[Data about app and page elements]
Start of Block

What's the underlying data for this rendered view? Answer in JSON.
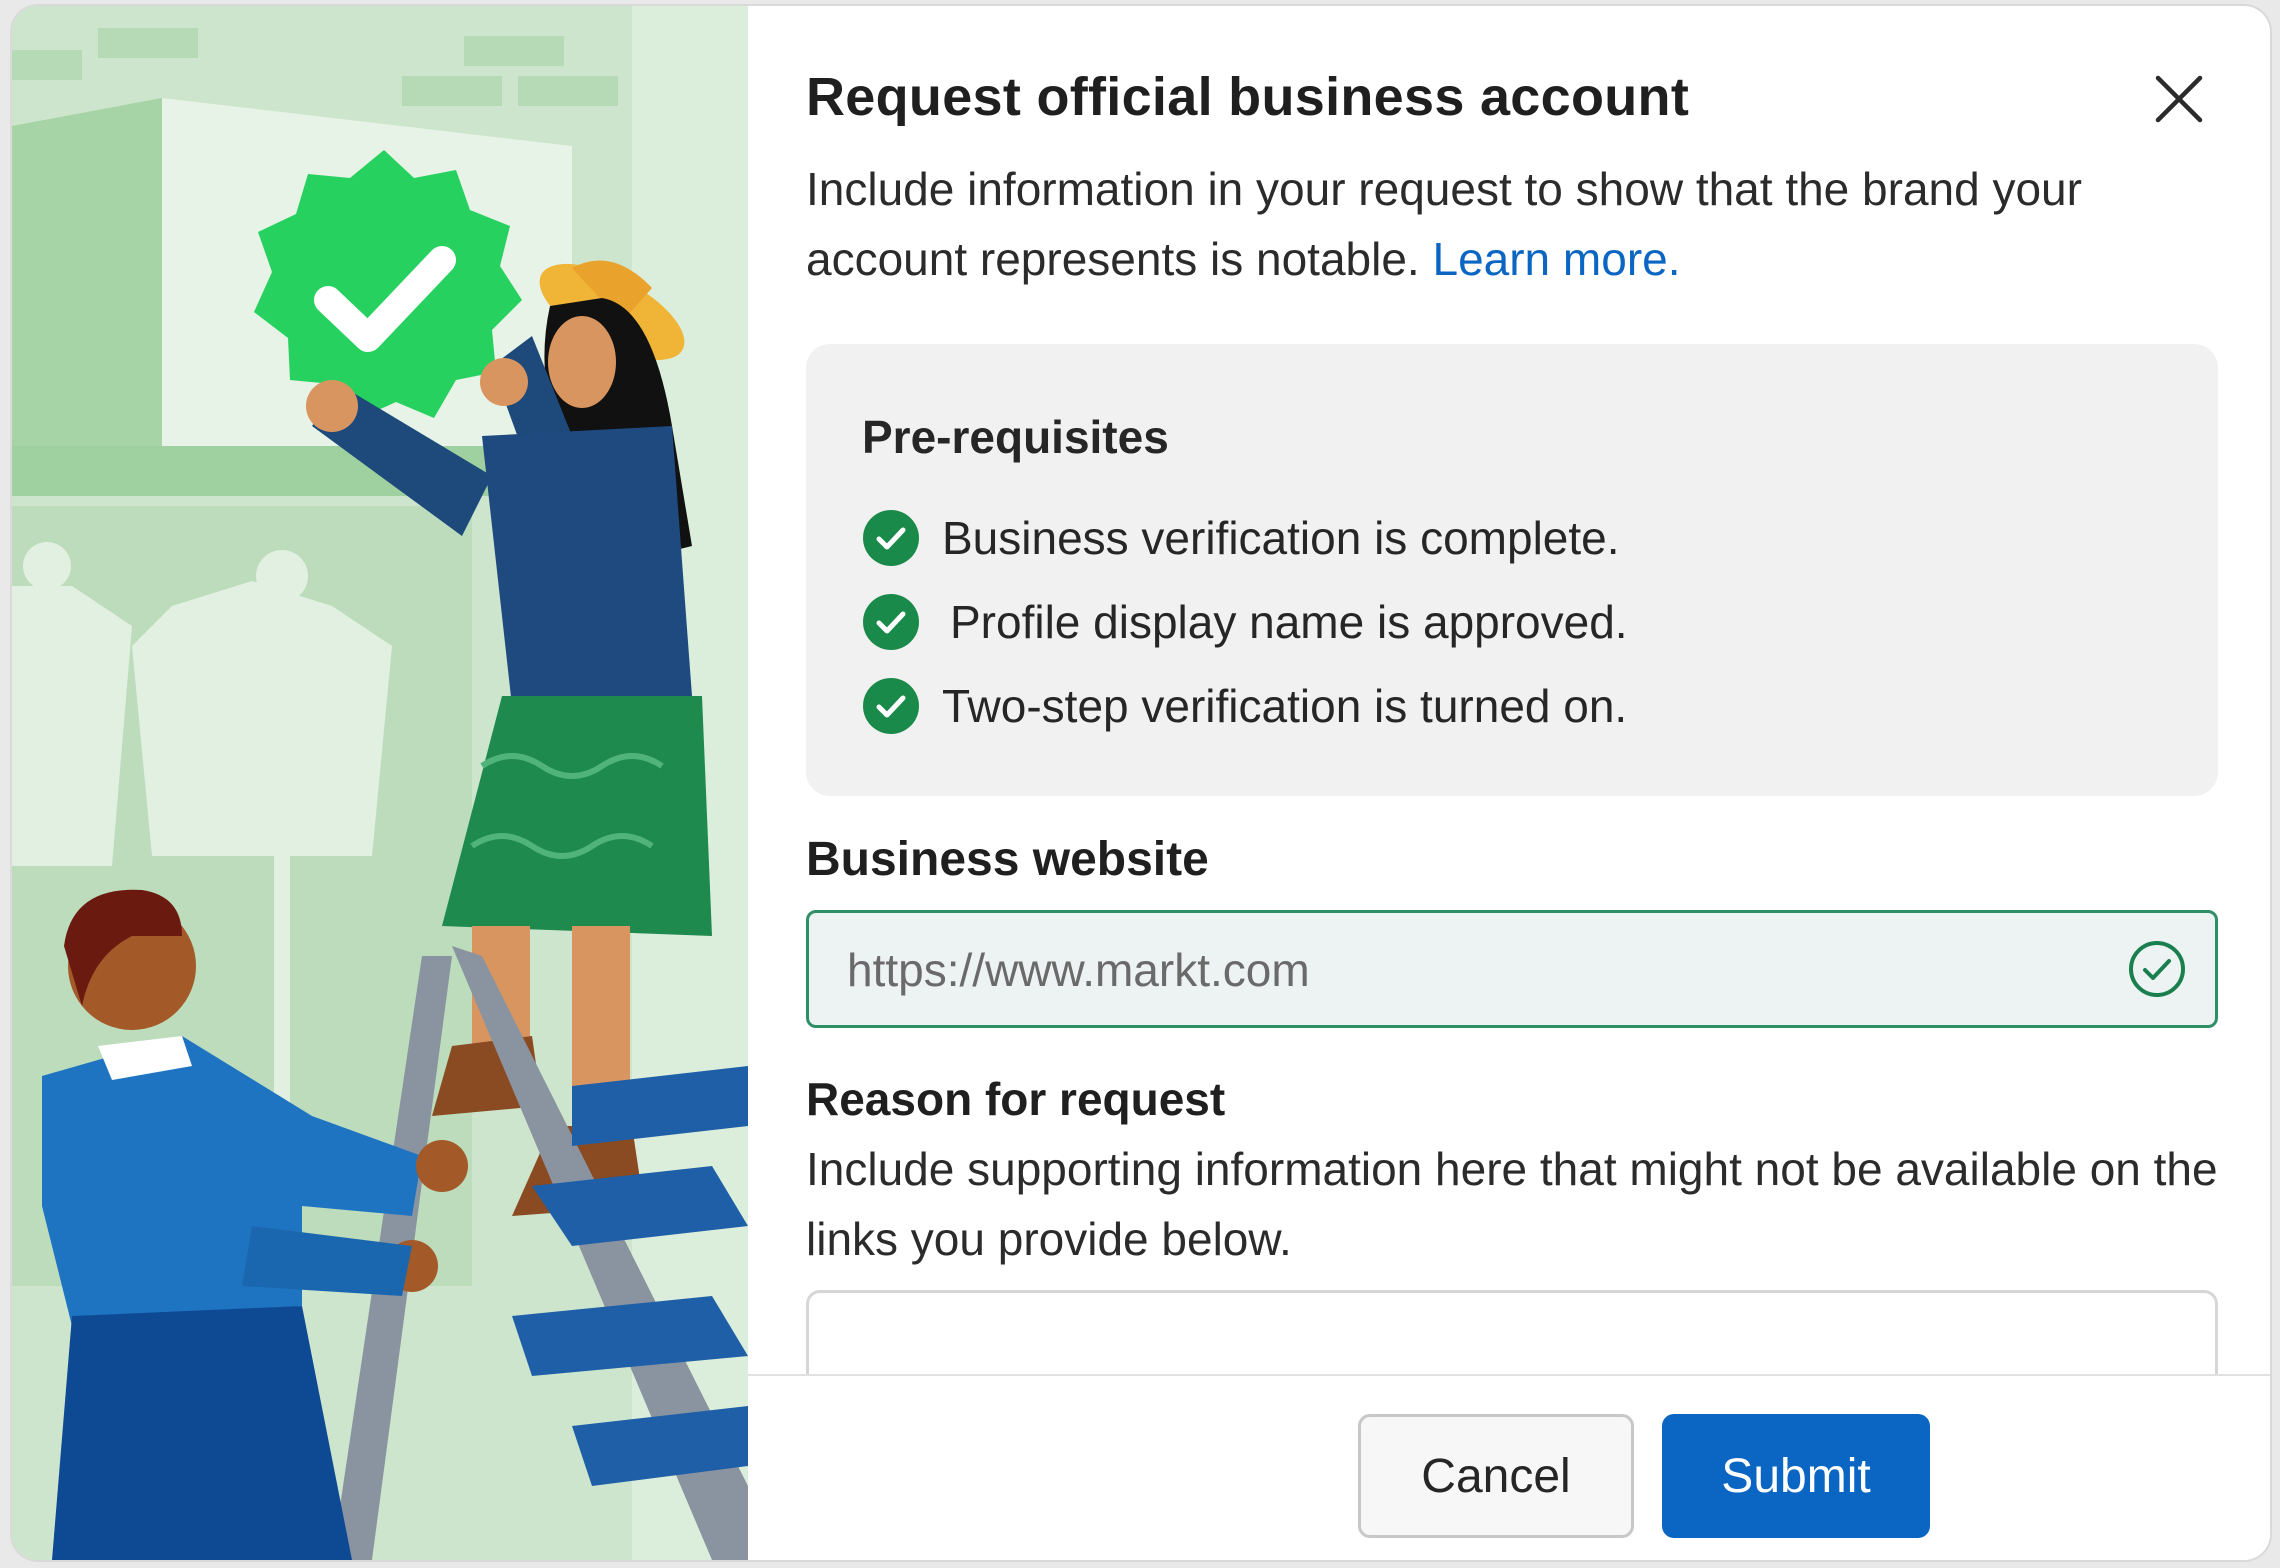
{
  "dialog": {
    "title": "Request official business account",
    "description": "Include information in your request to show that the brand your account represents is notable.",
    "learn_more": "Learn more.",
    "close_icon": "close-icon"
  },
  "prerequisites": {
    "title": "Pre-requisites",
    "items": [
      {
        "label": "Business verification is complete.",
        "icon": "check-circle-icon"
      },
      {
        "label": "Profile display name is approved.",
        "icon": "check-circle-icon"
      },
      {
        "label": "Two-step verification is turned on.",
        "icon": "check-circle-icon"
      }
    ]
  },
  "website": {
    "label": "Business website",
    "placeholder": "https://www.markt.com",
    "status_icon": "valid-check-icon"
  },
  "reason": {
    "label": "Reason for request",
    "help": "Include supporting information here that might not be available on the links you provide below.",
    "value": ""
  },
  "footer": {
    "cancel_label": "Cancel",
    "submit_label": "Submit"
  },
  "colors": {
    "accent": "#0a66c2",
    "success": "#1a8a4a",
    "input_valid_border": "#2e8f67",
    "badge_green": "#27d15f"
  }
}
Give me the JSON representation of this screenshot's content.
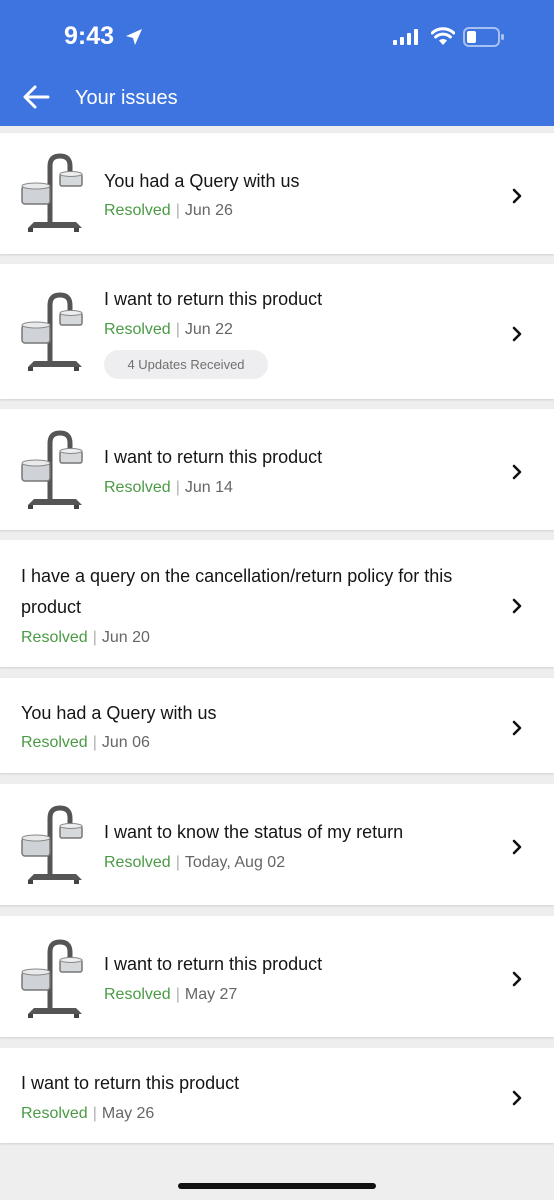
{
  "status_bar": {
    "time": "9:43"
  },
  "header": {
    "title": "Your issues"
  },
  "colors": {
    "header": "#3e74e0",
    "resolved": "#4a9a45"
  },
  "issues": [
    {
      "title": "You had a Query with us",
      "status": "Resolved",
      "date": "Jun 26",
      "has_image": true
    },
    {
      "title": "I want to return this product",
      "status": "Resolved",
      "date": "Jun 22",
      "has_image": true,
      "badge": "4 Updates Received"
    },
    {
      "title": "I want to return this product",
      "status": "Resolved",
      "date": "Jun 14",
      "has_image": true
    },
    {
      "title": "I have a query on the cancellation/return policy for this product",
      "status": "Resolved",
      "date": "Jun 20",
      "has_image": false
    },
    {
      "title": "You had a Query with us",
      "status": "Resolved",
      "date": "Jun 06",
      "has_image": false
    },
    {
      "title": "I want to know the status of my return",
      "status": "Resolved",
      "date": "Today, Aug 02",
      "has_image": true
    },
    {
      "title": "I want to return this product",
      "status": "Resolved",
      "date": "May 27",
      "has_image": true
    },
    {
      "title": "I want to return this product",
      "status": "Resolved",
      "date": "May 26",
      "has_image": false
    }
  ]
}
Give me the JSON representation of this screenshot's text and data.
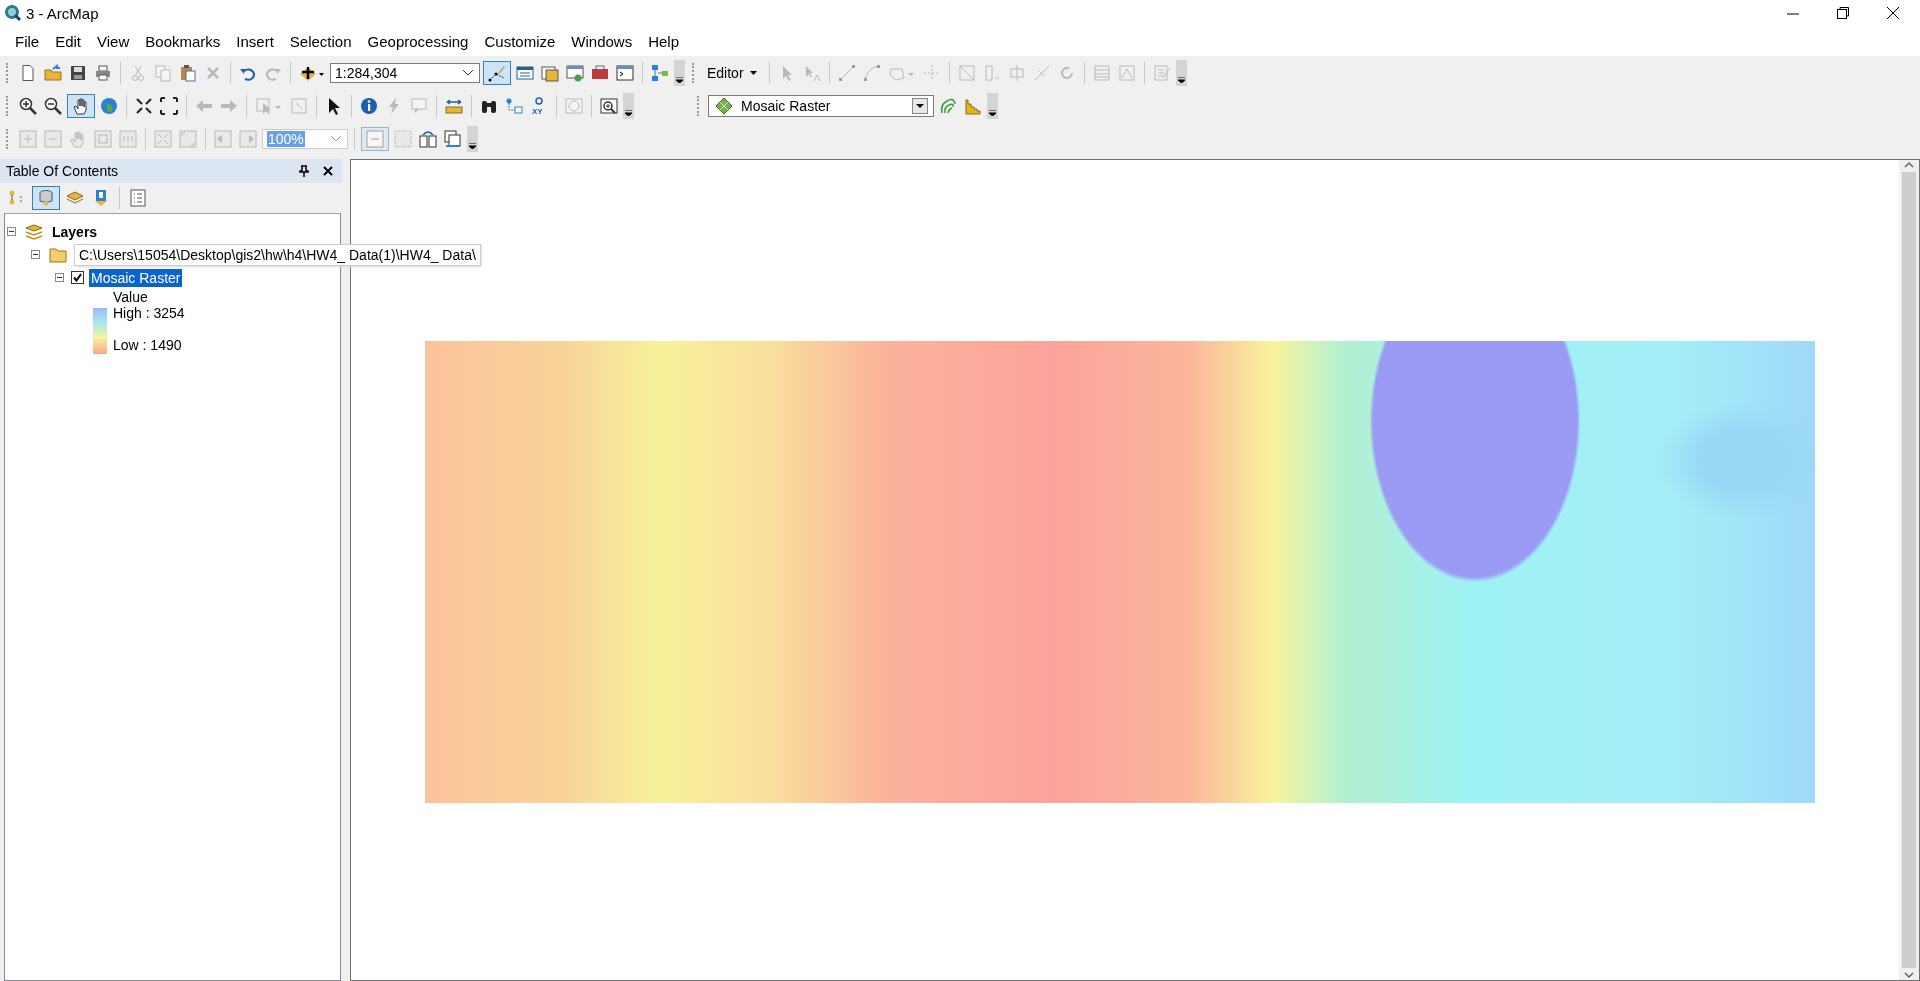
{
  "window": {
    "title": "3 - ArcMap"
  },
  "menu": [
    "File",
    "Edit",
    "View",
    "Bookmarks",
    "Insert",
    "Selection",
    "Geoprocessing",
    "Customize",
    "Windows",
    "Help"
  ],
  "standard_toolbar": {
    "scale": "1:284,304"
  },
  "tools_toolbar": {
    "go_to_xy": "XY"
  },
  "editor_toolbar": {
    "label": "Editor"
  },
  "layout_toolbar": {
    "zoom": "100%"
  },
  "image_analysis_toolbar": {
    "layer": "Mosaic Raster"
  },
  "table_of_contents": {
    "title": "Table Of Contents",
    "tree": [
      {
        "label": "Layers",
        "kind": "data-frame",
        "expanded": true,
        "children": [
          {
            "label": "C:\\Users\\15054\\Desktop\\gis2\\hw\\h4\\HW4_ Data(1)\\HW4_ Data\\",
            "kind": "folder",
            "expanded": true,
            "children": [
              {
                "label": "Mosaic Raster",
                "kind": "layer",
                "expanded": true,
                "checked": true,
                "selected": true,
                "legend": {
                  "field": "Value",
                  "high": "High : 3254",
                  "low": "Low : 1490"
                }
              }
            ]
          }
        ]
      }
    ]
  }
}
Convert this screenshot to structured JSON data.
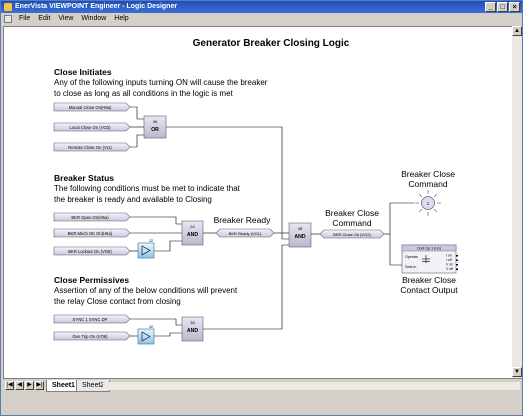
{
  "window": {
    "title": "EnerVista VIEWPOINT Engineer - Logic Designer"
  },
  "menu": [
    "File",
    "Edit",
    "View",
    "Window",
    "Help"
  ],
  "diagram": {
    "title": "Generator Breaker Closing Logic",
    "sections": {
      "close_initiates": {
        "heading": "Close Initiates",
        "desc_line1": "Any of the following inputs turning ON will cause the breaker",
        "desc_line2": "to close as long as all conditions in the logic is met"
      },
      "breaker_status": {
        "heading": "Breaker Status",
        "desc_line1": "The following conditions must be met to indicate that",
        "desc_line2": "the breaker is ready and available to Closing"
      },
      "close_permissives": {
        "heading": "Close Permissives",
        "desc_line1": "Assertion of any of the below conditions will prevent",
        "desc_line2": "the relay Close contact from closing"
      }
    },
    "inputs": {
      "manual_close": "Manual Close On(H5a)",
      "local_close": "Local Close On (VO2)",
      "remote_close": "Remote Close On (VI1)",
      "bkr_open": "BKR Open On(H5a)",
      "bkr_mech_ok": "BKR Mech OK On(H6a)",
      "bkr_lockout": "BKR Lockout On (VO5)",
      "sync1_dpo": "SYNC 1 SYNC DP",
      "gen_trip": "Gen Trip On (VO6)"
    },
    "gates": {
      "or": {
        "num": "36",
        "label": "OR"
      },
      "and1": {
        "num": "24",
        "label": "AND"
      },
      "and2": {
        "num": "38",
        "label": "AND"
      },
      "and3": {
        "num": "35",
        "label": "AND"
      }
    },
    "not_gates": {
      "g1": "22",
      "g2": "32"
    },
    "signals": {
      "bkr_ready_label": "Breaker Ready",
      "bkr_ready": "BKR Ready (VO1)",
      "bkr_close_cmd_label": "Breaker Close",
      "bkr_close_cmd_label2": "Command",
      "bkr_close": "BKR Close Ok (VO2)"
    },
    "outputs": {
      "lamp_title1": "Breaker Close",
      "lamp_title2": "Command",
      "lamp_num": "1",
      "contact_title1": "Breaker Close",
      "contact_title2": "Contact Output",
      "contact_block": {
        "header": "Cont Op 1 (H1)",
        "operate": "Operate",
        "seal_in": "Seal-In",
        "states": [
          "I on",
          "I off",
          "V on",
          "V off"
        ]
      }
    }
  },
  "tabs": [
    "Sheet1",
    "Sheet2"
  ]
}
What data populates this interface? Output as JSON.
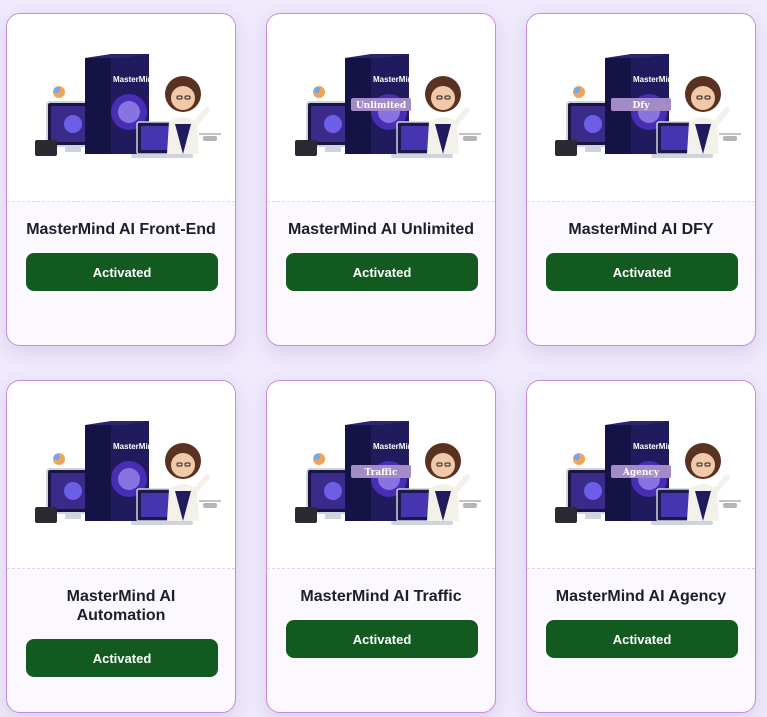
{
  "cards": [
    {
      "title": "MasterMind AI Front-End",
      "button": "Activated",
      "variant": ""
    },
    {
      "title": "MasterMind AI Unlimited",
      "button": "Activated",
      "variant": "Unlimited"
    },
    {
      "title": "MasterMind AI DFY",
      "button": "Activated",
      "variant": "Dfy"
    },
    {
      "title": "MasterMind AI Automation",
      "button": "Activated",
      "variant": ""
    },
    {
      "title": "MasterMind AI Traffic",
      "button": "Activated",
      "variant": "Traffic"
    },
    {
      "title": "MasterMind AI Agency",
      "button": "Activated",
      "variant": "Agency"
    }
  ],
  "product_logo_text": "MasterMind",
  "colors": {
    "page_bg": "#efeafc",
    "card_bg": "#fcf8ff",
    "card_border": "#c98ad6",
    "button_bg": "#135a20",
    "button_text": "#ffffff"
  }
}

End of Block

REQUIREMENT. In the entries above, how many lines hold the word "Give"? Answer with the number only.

SOLUTION TO THE PROBLEM. 2